(Excerpts from an interface dataset)

********

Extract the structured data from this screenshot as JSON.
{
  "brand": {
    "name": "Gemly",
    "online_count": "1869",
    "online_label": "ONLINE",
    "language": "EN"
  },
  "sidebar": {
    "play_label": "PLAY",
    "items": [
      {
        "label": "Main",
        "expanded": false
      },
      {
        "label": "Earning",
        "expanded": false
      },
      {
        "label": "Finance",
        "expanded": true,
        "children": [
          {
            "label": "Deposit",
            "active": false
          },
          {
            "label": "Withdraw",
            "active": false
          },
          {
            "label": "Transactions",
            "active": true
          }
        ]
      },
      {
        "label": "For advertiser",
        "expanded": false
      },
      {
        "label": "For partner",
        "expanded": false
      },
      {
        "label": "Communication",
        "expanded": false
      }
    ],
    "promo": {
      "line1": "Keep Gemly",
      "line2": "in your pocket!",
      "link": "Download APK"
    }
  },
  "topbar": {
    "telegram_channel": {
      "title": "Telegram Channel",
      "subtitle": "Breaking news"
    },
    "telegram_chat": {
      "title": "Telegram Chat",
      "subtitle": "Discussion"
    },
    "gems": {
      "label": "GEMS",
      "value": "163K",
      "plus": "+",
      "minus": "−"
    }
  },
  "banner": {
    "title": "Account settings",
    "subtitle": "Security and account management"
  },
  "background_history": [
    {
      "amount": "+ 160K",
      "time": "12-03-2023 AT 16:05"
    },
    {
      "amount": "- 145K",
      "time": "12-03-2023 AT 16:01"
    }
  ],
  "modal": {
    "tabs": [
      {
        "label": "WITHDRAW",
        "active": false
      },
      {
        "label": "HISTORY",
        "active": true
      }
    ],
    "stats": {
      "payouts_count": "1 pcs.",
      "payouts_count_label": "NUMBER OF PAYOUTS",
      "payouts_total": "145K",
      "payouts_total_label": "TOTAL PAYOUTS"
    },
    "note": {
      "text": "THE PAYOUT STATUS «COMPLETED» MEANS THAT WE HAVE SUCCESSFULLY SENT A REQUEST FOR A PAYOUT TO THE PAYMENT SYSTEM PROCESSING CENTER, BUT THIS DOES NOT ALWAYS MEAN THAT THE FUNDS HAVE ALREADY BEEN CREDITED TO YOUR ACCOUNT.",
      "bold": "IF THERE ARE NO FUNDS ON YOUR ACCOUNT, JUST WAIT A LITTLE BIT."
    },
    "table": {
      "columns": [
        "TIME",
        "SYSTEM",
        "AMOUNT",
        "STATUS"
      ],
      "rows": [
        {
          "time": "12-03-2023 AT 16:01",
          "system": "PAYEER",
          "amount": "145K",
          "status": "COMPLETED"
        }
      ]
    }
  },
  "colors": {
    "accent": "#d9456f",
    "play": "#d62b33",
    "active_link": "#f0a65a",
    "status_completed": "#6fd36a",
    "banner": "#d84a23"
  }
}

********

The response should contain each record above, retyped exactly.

Extract the structured data from this screenshot as JSON.
{
  "brand": {
    "name": "Gemly",
    "online_count": "1869",
    "online_label": "ONLINE",
    "language": "EN"
  },
  "sidebar": {
    "play_label": "PLAY",
    "items": [
      {
        "label": "Main",
        "expanded": false
      },
      {
        "label": "Earning",
        "expanded": false
      },
      {
        "label": "Finance",
        "expanded": true,
        "children": [
          {
            "label": "Deposit",
            "active": false
          },
          {
            "label": "Withdraw",
            "active": false
          },
          {
            "label": "Transactions",
            "active": true
          }
        ]
      },
      {
        "label": "For advertiser",
        "expanded": false
      },
      {
        "label": "For partner",
        "expanded": false
      },
      {
        "label": "Communication",
        "expanded": false
      }
    ],
    "promo": {
      "line1": "Keep Gemly",
      "line2": "in your pocket!",
      "link": "Download APK"
    }
  },
  "topbar": {
    "telegram_channel": {
      "title": "Telegram Channel",
      "subtitle": "Breaking news"
    },
    "telegram_chat": {
      "title": "Telegram Chat",
      "subtitle": "Discussion"
    },
    "gems": {
      "label": "GEMS",
      "value": "163K",
      "plus": "+",
      "minus": "−"
    }
  },
  "banner": {
    "title": "Account settings",
    "subtitle": "Security and account management"
  },
  "background_history": [
    {
      "amount": "+ 160K",
      "time": "12-03-2023 AT 16:05"
    },
    {
      "amount": "- 145K",
      "time": "12-03-2023 AT 16:01"
    }
  ],
  "modal": {
    "tabs": [
      {
        "label": "WITHDRAW",
        "active": false
      },
      {
        "label": "HISTORY",
        "active": true
      }
    ],
    "stats": {
      "payouts_count": "1 pcs.",
      "payouts_count_label": "NUMBER OF PAYOUTS",
      "payouts_total": "145K",
      "payouts_total_label": "TOTAL PAYOUTS"
    },
    "note": {
      "text": "THE PAYOUT STATUS «COMPLETED» MEANS THAT WE HAVE SUCCESSFULLY SENT A REQUEST FOR A PAYOUT TO THE PAYMENT SYSTEM PROCESSING CENTER, BUT THIS DOES NOT ALWAYS MEAN THAT THE FUNDS HAVE ALREADY BEEN CREDITED TO YOUR ACCOUNT.",
      "bold": "IF THERE ARE NO FUNDS ON YOUR ACCOUNT, JUST WAIT A LITTLE BIT."
    },
    "table": {
      "columns": [
        "TIME",
        "SYSTEM",
        "AMOUNT",
        "STATUS"
      ],
      "rows": [
        {
          "time": "12-03-2023 AT 16:01",
          "system": "PAYEER",
          "amount": "145K",
          "status": "COMPLETED"
        }
      ]
    }
  },
  "colors": {
    "accent": "#d9456f",
    "play": "#d62b33",
    "active_link": "#f0a65a",
    "status_completed": "#6fd36a",
    "banner": "#d84a23"
  }
}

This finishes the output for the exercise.